Last week, by more than a 2-to-1 margin, the UN Human Rights Council (HRC) in Geneva voted to adopt a landmark resolution calling for the protection of the family.
This resolution strongly reaffirms the family as the natural and fundamental group unit of society, and calls on governments to both implement family-sensitive policies and to take steps to address threats to the family.
This is by far the strongest and most comprehensive pro-family UN document ever, and pro-family UN delegations worked hard to achieve this in the face of great opposition.
Some of the key provisions of the family resolution adopted by the UN Human Rights Council include:

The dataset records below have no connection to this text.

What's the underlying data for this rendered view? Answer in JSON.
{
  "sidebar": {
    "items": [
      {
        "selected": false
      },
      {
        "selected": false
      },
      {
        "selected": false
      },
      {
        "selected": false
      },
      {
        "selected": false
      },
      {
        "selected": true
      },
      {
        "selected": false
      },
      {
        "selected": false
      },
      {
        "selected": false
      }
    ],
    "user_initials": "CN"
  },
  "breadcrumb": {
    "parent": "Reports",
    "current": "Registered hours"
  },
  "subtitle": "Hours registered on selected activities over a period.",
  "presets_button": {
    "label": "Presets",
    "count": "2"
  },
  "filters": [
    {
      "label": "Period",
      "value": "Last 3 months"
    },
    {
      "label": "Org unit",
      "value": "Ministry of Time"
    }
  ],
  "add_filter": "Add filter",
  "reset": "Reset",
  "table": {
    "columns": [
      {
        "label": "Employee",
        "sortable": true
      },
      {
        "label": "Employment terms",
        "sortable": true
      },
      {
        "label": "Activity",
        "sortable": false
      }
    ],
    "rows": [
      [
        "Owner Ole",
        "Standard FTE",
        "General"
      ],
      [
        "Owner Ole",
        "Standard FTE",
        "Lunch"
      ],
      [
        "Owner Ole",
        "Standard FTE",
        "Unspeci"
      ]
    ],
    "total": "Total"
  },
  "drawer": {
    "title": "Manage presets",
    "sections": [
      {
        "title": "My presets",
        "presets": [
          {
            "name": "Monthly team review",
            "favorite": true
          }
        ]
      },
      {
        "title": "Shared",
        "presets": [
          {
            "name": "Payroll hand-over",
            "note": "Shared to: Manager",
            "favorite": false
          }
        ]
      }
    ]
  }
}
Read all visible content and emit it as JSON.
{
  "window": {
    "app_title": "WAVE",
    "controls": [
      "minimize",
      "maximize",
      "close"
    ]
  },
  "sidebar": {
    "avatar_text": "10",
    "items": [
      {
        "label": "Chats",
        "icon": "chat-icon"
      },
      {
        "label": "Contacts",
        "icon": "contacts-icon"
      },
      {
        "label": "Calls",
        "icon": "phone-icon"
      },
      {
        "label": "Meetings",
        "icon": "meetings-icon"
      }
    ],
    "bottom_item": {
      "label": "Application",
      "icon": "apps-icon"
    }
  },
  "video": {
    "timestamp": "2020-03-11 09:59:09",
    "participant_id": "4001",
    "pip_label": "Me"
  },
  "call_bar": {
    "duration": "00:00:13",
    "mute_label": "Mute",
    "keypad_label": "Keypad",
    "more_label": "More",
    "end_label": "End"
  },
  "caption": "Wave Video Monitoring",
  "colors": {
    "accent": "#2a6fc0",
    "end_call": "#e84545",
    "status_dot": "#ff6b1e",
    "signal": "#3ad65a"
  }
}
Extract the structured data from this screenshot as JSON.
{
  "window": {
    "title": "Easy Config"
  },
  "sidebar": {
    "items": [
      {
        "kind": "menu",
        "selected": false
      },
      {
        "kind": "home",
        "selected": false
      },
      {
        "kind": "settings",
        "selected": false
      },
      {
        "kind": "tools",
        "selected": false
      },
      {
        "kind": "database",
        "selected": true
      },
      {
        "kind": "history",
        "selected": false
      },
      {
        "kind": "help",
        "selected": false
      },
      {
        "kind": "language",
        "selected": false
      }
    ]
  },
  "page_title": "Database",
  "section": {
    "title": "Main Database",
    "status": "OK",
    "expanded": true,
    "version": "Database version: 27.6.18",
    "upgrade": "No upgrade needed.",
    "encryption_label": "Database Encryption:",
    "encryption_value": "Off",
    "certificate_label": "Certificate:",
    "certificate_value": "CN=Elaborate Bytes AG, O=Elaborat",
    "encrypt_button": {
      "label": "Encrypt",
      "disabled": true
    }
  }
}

- “. . . the family has the primary responsibility for the nurturing and protection of children” and that “the family plays a crucial role in the preservation of cultural identity, traditions, morals, heritage and value system of the society.”
- “…calls upon States to render appropriate assistance to parents and legal guardians in the performance of their child-rearing responsibilities … bearing in mind that a child should grow up in a safe and supportive family environment…”
- “. . . maternity, motherhood, parenting and the role of women in procreation must not be a basis for discrimination . . . .”
- “Recognizes the positive impact that policies and measures to protect the family can have on protecting and promoting the human rights of its members and can contribute, inter alia, to decreasing dropout rates from educational institutions, achieving equality between women and men and girls and boys, empowering women and girls, and enhancing the protection against violence, abuses, sexual exploitation . . . “
Urges States to:
- create “family friendly-policies to support the family and assess such policies and programmes for their impact on family well-being . . .”
- “reinforce the role of grandparents in raising grand children . . . ”
- address the “causes and mitigating the consequences of family disintegration . . . “
- grant “assistance to families in difficult life situations . . . “
- Recognizes the family “. . . as a contributor to sustainable development” and “encourages States to give due consideration to the role and status of the family in the context of the ongoing negotiations of the post-2015 development agenda, and invites States to consider mainstreaming the promotion of family-oriented policies as a cross cutting issue in the proposed goals and targets of the post-2015 agenda.”
- Reminds states of their “obligations under relevant provisions of international human rights law to provide protection and support to the family…”